• Task goal
Where does the string "server" appear? Copy every line of the entries below that holds it.

>>>>

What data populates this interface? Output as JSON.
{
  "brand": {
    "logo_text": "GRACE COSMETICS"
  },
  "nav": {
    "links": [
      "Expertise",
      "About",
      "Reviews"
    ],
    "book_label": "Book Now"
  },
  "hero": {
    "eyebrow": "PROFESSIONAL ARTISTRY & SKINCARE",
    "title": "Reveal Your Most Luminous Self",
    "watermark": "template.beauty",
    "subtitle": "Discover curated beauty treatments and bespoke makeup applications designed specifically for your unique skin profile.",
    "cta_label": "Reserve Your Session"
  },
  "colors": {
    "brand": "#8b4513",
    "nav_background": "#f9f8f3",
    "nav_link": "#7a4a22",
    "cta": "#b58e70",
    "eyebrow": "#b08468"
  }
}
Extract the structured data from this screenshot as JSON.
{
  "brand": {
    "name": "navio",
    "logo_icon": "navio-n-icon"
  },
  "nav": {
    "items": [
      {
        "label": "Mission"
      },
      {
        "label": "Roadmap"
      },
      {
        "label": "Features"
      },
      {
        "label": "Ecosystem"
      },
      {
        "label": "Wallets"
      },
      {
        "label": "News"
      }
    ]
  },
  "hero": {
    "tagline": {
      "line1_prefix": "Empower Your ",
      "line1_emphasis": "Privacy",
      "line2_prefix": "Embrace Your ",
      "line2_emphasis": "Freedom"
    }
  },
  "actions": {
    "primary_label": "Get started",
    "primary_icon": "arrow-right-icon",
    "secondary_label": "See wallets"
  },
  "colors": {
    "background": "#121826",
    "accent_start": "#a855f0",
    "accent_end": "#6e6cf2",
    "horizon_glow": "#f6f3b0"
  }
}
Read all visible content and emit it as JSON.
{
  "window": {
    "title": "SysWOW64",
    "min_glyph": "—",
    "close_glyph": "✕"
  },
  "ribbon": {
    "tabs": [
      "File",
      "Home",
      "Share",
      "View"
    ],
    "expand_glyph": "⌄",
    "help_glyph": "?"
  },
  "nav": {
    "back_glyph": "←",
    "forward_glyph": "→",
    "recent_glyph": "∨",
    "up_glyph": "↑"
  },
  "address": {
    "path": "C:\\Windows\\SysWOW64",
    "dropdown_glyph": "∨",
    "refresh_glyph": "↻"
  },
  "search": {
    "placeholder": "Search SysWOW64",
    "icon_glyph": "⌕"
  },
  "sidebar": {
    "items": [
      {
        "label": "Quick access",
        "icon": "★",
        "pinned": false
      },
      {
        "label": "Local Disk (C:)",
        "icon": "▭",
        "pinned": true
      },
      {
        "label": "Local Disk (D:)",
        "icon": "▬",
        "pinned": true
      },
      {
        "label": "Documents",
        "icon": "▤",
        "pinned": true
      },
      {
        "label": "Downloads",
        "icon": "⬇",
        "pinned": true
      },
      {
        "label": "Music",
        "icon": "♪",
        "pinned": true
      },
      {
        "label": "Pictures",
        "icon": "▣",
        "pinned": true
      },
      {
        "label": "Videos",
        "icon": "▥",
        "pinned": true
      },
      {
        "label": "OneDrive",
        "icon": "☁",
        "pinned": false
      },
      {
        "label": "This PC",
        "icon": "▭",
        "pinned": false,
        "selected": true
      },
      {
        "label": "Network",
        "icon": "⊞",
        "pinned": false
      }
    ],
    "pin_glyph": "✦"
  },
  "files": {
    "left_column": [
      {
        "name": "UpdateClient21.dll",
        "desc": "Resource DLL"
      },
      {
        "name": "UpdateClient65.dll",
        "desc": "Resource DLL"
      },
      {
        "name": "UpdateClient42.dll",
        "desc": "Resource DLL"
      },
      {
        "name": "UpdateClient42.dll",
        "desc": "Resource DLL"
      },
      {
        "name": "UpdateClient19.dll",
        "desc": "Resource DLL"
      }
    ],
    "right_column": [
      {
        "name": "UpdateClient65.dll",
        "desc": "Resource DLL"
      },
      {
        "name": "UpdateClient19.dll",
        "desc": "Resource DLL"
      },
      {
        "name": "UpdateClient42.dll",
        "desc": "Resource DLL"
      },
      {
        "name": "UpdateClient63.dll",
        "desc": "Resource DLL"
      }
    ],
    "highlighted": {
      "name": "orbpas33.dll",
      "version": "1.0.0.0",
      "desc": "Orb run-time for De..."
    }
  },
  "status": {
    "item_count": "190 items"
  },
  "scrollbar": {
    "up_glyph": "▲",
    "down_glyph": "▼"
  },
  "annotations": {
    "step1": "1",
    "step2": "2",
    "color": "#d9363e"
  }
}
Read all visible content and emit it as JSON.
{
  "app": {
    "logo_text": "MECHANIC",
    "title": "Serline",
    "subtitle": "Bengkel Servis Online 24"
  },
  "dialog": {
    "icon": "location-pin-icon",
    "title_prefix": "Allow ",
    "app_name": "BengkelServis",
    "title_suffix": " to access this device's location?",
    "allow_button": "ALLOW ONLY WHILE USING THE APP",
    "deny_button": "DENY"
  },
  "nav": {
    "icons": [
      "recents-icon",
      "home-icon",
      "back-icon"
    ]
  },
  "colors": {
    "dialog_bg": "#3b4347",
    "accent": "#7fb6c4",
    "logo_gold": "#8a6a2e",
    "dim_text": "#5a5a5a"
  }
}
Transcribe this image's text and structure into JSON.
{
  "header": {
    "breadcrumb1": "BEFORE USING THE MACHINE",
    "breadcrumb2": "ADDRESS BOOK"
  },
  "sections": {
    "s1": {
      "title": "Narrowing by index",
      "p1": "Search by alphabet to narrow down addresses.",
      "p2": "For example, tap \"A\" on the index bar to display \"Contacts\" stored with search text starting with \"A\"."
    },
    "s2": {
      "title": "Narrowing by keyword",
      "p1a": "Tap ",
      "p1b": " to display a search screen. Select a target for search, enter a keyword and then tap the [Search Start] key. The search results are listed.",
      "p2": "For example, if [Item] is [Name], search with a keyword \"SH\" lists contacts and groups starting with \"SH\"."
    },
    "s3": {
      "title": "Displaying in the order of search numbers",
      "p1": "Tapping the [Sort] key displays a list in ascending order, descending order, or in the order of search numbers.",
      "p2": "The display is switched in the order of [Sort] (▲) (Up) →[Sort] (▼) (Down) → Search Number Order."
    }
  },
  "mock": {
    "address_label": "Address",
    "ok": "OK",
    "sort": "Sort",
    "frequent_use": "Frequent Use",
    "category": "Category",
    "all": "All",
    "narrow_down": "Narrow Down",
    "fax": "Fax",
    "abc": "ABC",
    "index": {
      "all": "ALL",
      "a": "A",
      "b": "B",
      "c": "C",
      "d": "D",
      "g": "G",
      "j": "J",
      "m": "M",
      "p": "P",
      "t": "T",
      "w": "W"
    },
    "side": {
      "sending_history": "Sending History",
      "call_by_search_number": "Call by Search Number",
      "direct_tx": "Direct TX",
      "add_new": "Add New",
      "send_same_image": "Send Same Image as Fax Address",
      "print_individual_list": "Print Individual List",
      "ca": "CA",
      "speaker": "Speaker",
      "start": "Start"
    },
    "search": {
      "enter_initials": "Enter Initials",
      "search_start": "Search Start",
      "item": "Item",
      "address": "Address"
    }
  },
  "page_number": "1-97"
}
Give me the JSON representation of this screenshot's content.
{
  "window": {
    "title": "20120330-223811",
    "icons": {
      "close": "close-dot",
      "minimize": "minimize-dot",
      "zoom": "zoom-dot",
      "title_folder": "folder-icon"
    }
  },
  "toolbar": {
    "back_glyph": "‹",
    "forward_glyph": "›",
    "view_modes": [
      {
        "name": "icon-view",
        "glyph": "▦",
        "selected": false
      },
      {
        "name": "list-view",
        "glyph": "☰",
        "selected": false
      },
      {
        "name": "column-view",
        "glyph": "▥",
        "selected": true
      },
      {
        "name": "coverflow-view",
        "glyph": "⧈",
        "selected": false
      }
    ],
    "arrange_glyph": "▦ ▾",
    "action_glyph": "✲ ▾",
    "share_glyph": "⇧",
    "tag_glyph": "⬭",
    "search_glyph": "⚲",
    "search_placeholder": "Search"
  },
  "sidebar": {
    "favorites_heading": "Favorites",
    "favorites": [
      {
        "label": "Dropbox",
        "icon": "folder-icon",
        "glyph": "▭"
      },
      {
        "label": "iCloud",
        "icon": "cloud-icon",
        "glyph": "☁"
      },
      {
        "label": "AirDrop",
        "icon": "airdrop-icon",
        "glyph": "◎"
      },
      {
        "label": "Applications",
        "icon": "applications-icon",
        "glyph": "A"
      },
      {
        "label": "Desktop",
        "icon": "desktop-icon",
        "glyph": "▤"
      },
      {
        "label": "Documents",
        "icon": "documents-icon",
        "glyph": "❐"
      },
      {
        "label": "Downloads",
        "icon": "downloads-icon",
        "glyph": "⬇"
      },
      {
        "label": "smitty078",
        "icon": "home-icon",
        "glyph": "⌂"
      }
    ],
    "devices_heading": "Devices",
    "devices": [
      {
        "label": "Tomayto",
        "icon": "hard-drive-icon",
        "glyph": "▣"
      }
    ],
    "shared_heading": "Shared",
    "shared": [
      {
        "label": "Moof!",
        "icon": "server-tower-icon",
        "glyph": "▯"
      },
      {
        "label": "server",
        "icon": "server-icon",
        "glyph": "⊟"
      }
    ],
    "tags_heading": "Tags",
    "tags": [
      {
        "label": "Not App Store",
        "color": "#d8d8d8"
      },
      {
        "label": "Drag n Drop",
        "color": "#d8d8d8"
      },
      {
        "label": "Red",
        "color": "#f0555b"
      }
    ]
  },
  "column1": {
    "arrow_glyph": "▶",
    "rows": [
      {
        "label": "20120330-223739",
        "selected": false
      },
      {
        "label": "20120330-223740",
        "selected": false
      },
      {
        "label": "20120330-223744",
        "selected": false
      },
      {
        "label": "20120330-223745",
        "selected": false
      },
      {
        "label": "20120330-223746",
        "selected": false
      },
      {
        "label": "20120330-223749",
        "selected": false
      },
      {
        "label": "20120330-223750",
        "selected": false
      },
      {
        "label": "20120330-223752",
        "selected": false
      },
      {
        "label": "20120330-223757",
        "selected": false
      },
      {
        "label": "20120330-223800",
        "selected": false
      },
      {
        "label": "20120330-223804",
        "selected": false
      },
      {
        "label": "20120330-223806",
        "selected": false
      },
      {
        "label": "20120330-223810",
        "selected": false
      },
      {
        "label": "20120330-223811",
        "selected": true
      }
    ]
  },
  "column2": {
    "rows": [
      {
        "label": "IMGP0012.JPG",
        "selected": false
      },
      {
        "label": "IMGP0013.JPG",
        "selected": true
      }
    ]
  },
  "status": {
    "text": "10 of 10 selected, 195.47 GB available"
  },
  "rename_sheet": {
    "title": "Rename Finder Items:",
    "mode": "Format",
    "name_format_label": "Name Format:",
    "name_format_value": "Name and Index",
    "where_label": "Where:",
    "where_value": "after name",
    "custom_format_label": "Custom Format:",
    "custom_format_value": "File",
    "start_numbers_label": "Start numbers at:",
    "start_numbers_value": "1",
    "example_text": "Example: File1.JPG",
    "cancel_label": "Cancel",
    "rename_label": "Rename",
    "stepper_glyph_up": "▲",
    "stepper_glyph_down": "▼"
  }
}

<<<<

• Answer to this exercise
        "icon": "server-tower-icon",
        "label": "server",
        "icon": "server-icon",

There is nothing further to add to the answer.